Similarly, if your guitar is lacking presence, try saturating your guitar track within the 500Hz to 5kHz range.
Although saturation is an audio effect itself, adding saturation to other effects can help you get really creative with sound design.
This can add additional texture and depth to your effects, or simply make them sound thicker.
Audio saturation can be used to add that final touch to your master mix. Alongside important audio processing tools, such as EQ, saturation can make your final master track sound more unified and cohesive.
Adding audio saturation across your master track will result in a more analog sound for your whole mix. Be careful not to apply too much saturation here, as this could cause unpleasant audio distortion.
When used right, saturation on your master track can be a game changer. By adding subtle harmonic frequencies to your final sound, all at once, all of your instruments will sound fuller and more alive.
Using a multi-band saturation plugin, such as FabFilter Saturn 2 will help you identify which audio frequencies are lacking thickness. Once identified, saturate those frequencies for a fuller mix. For example, if you noticed that bass frequencies were lacking thickness, try saturating those in your master track.
You can see an example of how to use multi-band saturation plugins in the video below.
Do you need saturation on every track?
Audio saturation is not necessary for every track. If saturation does not make your mix sound better, despite how much you alter the plug-in, don't use it. Saturation can add fullness and texture to your sounds, though it can also make certain sounds and instruments sound slightly duller in some cases.

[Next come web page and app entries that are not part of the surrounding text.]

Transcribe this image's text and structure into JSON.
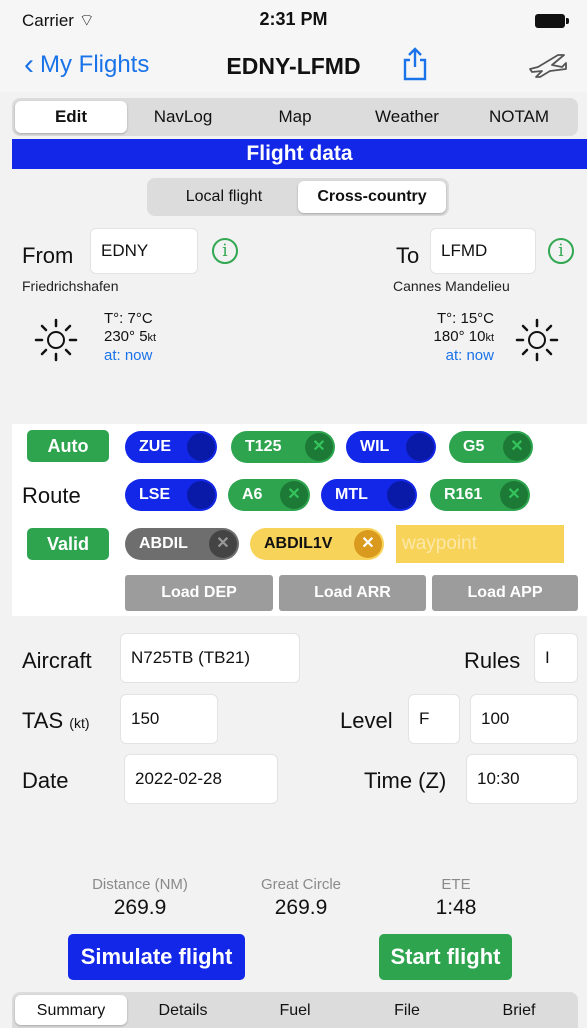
{
  "status": {
    "carrier": "Carrier",
    "time": "2:31 PM"
  },
  "nav": {
    "back": "My Flights",
    "title": "EDNY-LFMD"
  },
  "tabs": [
    "Edit",
    "NavLog",
    "Map",
    "Weather",
    "NOTAM"
  ],
  "section_title": "Flight data",
  "mode": {
    "local": "Local flight",
    "cross": "Cross-country"
  },
  "from": {
    "label": "From",
    "code": "EDNY",
    "name": "Friedrichshafen",
    "temp": "T°: 7°C",
    "wind": "230° 5",
    "unit": "kt",
    "at": "at: now"
  },
  "to": {
    "label": "To",
    "code": "LFMD",
    "name": "Cannes Mandelieu",
    "temp": "T°: 15°C",
    "wind": "180° 10",
    "unit": "kt",
    "at": "at: now"
  },
  "route": {
    "auto": "Auto",
    "label": "Route",
    "valid": "Valid",
    "row1": [
      "ZUE",
      "T125",
      "WIL",
      "G5"
    ],
    "row2": [
      "LSE",
      "A6",
      "MTL",
      "R161"
    ],
    "row3": [
      "ABDIL",
      "ABDIL1V"
    ],
    "waypoint_placeholder": "waypoint",
    "load_dep": "Load DEP",
    "load_arr": "Load ARR",
    "load_app": "Load APP"
  },
  "aircraft": {
    "label": "Aircraft",
    "value": "N725TB (TB21)"
  },
  "rules": {
    "label": "Rules",
    "value": "I"
  },
  "tas": {
    "label": "TAS",
    "unit": "(kt)",
    "value": "150"
  },
  "level": {
    "label": "Level",
    "type": "F",
    "value": "100"
  },
  "date": {
    "label": "Date",
    "value": "2022-02-28"
  },
  "time": {
    "label": "Time (Z)",
    "value": "10:30"
  },
  "stats": {
    "distance_label": "Distance (NM)",
    "distance": "269.9",
    "gc_label": "Great Circle",
    "gc": "269.9",
    "ete_label": "ETE",
    "ete": "1:48"
  },
  "buttons": {
    "simulate": "Simulate flight",
    "start": "Start flight"
  },
  "bottom_tabs": [
    "Summary",
    "Details",
    "Fuel",
    "File",
    "Brief"
  ],
  "colors": {
    "blue": "#1327e8",
    "green": "#2ea44f",
    "yellow": "#f7d35a",
    "link": "#1a73e8"
  }
}
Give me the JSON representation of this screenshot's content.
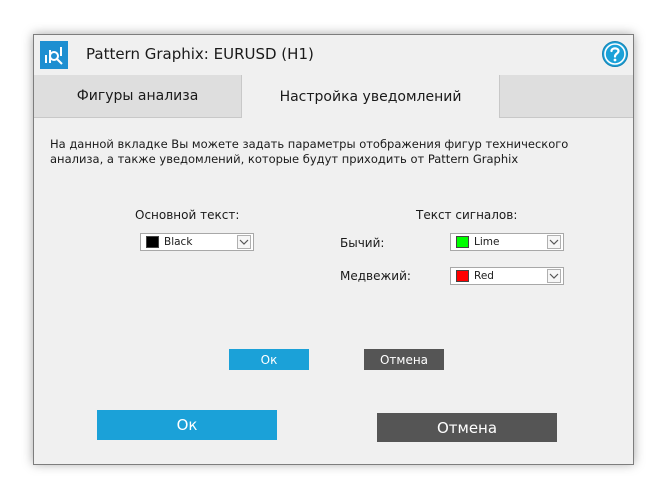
{
  "window": {
    "title": "Pattern Graphix: EURUSD (H1)",
    "help_icon": "question-circle-icon",
    "app_icon": "chart-magnifier-icon"
  },
  "tabs": [
    {
      "label": "Фигуры анализа",
      "active": false
    },
    {
      "label": "Настройка уведомлений",
      "active": true
    }
  ],
  "description": "На данной вкладке Вы можете задать параметры отображения фигур технического анализа, а также уведомлений, которые будут приходить от Pattern Graphix",
  "main_text": {
    "label": "Основной текст:",
    "color": {
      "value": "Black",
      "swatch": "#000000"
    }
  },
  "signal_text": {
    "label": "Текст сигналов:",
    "bullish": {
      "label": "Бычий:",
      "value": "Lime",
      "swatch": "#00ff00"
    },
    "bearish": {
      "label": "Медвежий:",
      "value": "Red",
      "swatch": "#ff0000"
    }
  },
  "inner_buttons": {
    "ok": "Ок",
    "cancel": "Отмена"
  },
  "outer_buttons": {
    "ok": "Ок",
    "cancel": "Отмена"
  },
  "colors": {
    "accent": "#1ba1d8",
    "cancel": "#555555"
  }
}
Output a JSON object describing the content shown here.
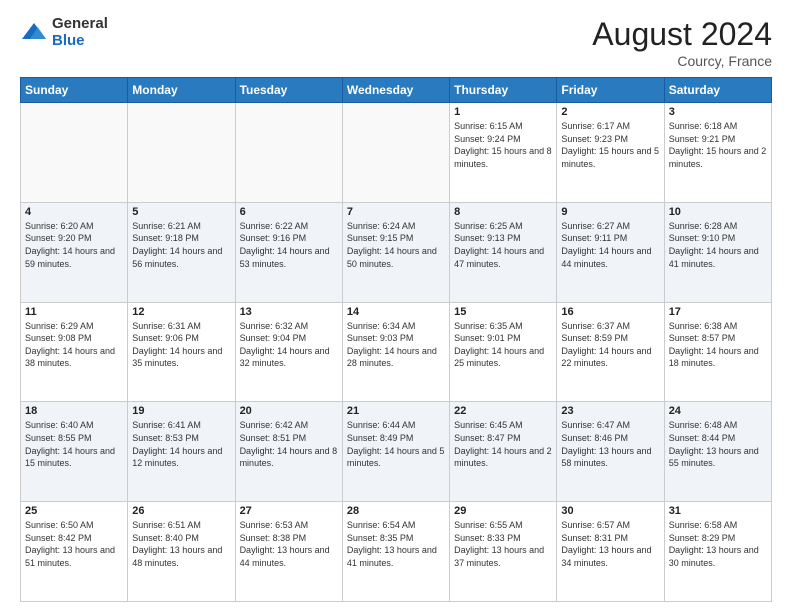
{
  "header": {
    "logo_general": "General",
    "logo_blue": "Blue",
    "title": "August 2024",
    "subtitle": "Courcy, France"
  },
  "days_of_week": [
    "Sunday",
    "Monday",
    "Tuesday",
    "Wednesday",
    "Thursday",
    "Friday",
    "Saturday"
  ],
  "weeks": [
    [
      {
        "day": "",
        "empty": true
      },
      {
        "day": "",
        "empty": true
      },
      {
        "day": "",
        "empty": true
      },
      {
        "day": "",
        "empty": true
      },
      {
        "day": "1",
        "sunrise": "6:15 AM",
        "sunset": "9:24 PM",
        "daylight": "15 hours and 8 minutes."
      },
      {
        "day": "2",
        "sunrise": "6:17 AM",
        "sunset": "9:23 PM",
        "daylight": "15 hours and 5 minutes."
      },
      {
        "day": "3",
        "sunrise": "6:18 AM",
        "sunset": "9:21 PM",
        "daylight": "15 hours and 2 minutes."
      }
    ],
    [
      {
        "day": "4",
        "sunrise": "6:20 AM",
        "sunset": "9:20 PM",
        "daylight": "14 hours and 59 minutes."
      },
      {
        "day": "5",
        "sunrise": "6:21 AM",
        "sunset": "9:18 PM",
        "daylight": "14 hours and 56 minutes."
      },
      {
        "day": "6",
        "sunrise": "6:22 AM",
        "sunset": "9:16 PM",
        "daylight": "14 hours and 53 minutes."
      },
      {
        "day": "7",
        "sunrise": "6:24 AM",
        "sunset": "9:15 PM",
        "daylight": "14 hours and 50 minutes."
      },
      {
        "day": "8",
        "sunrise": "6:25 AM",
        "sunset": "9:13 PM",
        "daylight": "14 hours and 47 minutes."
      },
      {
        "day": "9",
        "sunrise": "6:27 AM",
        "sunset": "9:11 PM",
        "daylight": "14 hours and 44 minutes."
      },
      {
        "day": "10",
        "sunrise": "6:28 AM",
        "sunset": "9:10 PM",
        "daylight": "14 hours and 41 minutes."
      }
    ],
    [
      {
        "day": "11",
        "sunrise": "6:29 AM",
        "sunset": "9:08 PM",
        "daylight": "14 hours and 38 minutes."
      },
      {
        "day": "12",
        "sunrise": "6:31 AM",
        "sunset": "9:06 PM",
        "daylight": "14 hours and 35 minutes."
      },
      {
        "day": "13",
        "sunrise": "6:32 AM",
        "sunset": "9:04 PM",
        "daylight": "14 hours and 32 minutes."
      },
      {
        "day": "14",
        "sunrise": "6:34 AM",
        "sunset": "9:03 PM",
        "daylight": "14 hours and 28 minutes."
      },
      {
        "day": "15",
        "sunrise": "6:35 AM",
        "sunset": "9:01 PM",
        "daylight": "14 hours and 25 minutes."
      },
      {
        "day": "16",
        "sunrise": "6:37 AM",
        "sunset": "8:59 PM",
        "daylight": "14 hours and 22 minutes."
      },
      {
        "day": "17",
        "sunrise": "6:38 AM",
        "sunset": "8:57 PM",
        "daylight": "14 hours and 18 minutes."
      }
    ],
    [
      {
        "day": "18",
        "sunrise": "6:40 AM",
        "sunset": "8:55 PM",
        "daylight": "14 hours and 15 minutes."
      },
      {
        "day": "19",
        "sunrise": "6:41 AM",
        "sunset": "8:53 PM",
        "daylight": "14 hours and 12 minutes."
      },
      {
        "day": "20",
        "sunrise": "6:42 AM",
        "sunset": "8:51 PM",
        "daylight": "14 hours and 8 minutes."
      },
      {
        "day": "21",
        "sunrise": "6:44 AM",
        "sunset": "8:49 PM",
        "daylight": "14 hours and 5 minutes."
      },
      {
        "day": "22",
        "sunrise": "6:45 AM",
        "sunset": "8:47 PM",
        "daylight": "14 hours and 2 minutes."
      },
      {
        "day": "23",
        "sunrise": "6:47 AM",
        "sunset": "8:46 PM",
        "daylight": "13 hours and 58 minutes."
      },
      {
        "day": "24",
        "sunrise": "6:48 AM",
        "sunset": "8:44 PM",
        "daylight": "13 hours and 55 minutes."
      }
    ],
    [
      {
        "day": "25",
        "sunrise": "6:50 AM",
        "sunset": "8:42 PM",
        "daylight": "13 hours and 51 minutes."
      },
      {
        "day": "26",
        "sunrise": "6:51 AM",
        "sunset": "8:40 PM",
        "daylight": "13 hours and 48 minutes."
      },
      {
        "day": "27",
        "sunrise": "6:53 AM",
        "sunset": "8:38 PM",
        "daylight": "13 hours and 44 minutes."
      },
      {
        "day": "28",
        "sunrise": "6:54 AM",
        "sunset": "8:35 PM",
        "daylight": "13 hours and 41 minutes."
      },
      {
        "day": "29",
        "sunrise": "6:55 AM",
        "sunset": "8:33 PM",
        "daylight": "13 hours and 37 minutes."
      },
      {
        "day": "30",
        "sunrise": "6:57 AM",
        "sunset": "8:31 PM",
        "daylight": "13 hours and 34 minutes."
      },
      {
        "day": "31",
        "sunrise": "6:58 AM",
        "sunset": "8:29 PM",
        "daylight": "13 hours and 30 minutes."
      }
    ]
  ]
}
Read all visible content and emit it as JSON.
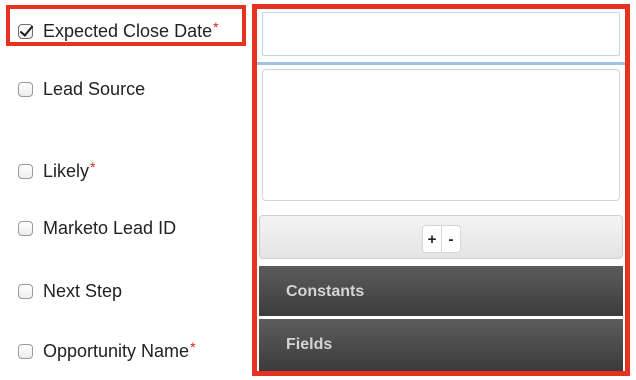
{
  "fields": [
    {
      "label": "Expected Close Date",
      "required": "*",
      "checked": true
    },
    {
      "label": "Lead Source",
      "required": "",
      "checked": false
    },
    {
      "label": "Likely",
      "required": "*",
      "checked": false
    },
    {
      "label": "Marketo Lead ID",
      "required": "",
      "checked": false
    },
    {
      "label": "Next Step",
      "required": "",
      "checked": false
    },
    {
      "label": "Opportunity Name",
      "required": "*",
      "checked": false
    }
  ],
  "builder": {
    "formula_input_value": "",
    "formula_text_value": "",
    "add_label": "+",
    "remove_label": "-",
    "constants_label": "Constants",
    "fields_label": "Fields"
  },
  "colors": {
    "highlight": "#e7321f",
    "required_asterisk": "#e0201a",
    "section_header": "#4a4a4a"
  }
}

If you have ever wondered what makes other music sound more complete than yours, chances are that they've used saturation to liven up their track. Audio saturation can add that important finishing touch to your mix, adding the analog kind of character that digital sounds often lack.